The media hype and whingeing (as Simon Barnes wrote in The Times this week) have peaked just before the Games. Now we can get on with it, or get it over, according to your point view. We have had budgeting warnings, security scares, strike threats, and even the wrong flag (and incorrect title) for North Korea (or rather the Democratic People’s Republic of Korea, as it prefers to be known).
Julie Blackwell, from the Navigate office, attended Monday night's dress rehearsal for the Olympic opening ceremony and reported that we all have much to look forward to – although she and 60,000 other spectators was sworn to secrecy about the content. "The central arena was captivating," she said, "but there was so much going on elsewhere you had to keep looking around not to miss anything – magical."
What do the Olympic Games mean and do they matter?
They matter to billions of people, including me. Sport helps give countries heart and confidence; taking part puts them on the map. They say that only winning counts, but people remember plucky losers, like Eddie the Eagle.
The enthusiasm for the Olympic torch relay has surprised many people. When the torch passed along the A272 through our small West Sussex village (Rogate) on 16 July, people thronged each side of the road to get a fleeting glimpse of the cavalcade of buses, 4x4s, and police vehicles.
The excitement and community spirit were tangible. Everyone was smiling and waving flags and bunting. The uplifting of communities in times of economic trouble is extremely valuable, although this is very hard to represent in financial terms.
Indeed economists have forecast that the financial contribution to UK coffers will be small – at best a 0.2% boost to the economy. In a poll by Reuters in July , 23 out of 27 economists thought the Olympics were unlikely to provide a long-lasting boost the UK economy.

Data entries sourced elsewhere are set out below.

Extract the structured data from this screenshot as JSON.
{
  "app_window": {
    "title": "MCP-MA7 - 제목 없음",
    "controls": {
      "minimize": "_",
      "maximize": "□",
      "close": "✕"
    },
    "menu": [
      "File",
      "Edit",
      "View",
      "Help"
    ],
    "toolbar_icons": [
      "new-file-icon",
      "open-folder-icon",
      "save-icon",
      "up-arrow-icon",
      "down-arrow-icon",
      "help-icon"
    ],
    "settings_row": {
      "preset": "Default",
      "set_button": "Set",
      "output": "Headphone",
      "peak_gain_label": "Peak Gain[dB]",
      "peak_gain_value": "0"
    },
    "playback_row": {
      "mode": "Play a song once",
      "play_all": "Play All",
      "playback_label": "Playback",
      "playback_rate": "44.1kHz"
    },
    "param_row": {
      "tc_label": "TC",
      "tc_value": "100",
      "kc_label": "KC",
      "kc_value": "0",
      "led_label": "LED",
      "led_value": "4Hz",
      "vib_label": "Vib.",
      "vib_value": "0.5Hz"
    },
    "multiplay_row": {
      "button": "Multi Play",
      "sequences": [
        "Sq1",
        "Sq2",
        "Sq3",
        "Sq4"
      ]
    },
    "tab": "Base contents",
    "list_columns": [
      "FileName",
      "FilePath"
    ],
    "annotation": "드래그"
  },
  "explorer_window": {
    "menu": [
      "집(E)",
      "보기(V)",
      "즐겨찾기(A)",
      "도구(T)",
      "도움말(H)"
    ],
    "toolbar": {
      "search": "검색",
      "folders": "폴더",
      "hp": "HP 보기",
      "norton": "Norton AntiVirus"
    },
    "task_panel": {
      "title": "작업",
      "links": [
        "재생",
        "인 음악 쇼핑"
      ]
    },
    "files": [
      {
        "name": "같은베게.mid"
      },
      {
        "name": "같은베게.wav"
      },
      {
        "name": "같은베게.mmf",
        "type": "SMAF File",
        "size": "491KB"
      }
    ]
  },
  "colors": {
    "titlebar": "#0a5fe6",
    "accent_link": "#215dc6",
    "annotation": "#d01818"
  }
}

The Government has forecast an uplift of £13 billion in the next four years to set against the £10 billion estimated cost of the Games. The Bank of England has expressed concern that holidays and absences from work during the Games could have a negative impact on production and business.
However, Patrick Foley, chief economist atLloyds Banking Group, has predicted in the Daily Telegraph (6 July) that the UK, and especially London, could benefit by as much as £16 billion from the boost to construction, tourism and the feel good / “happiness’ factor.
Who knows? The economists do not have a gold medal track record in forecasting.
What seems certain to me is that the feel good and well-being effects count just as much as anything. The Olympic Games provide another highpoint in a year when the country has also celebrated the Queen’s diamond jubilee. I will watch the smiles, listen to the applause, and feel surges of emotion (positive and negative) in two weeks which I and billions of others will remember always.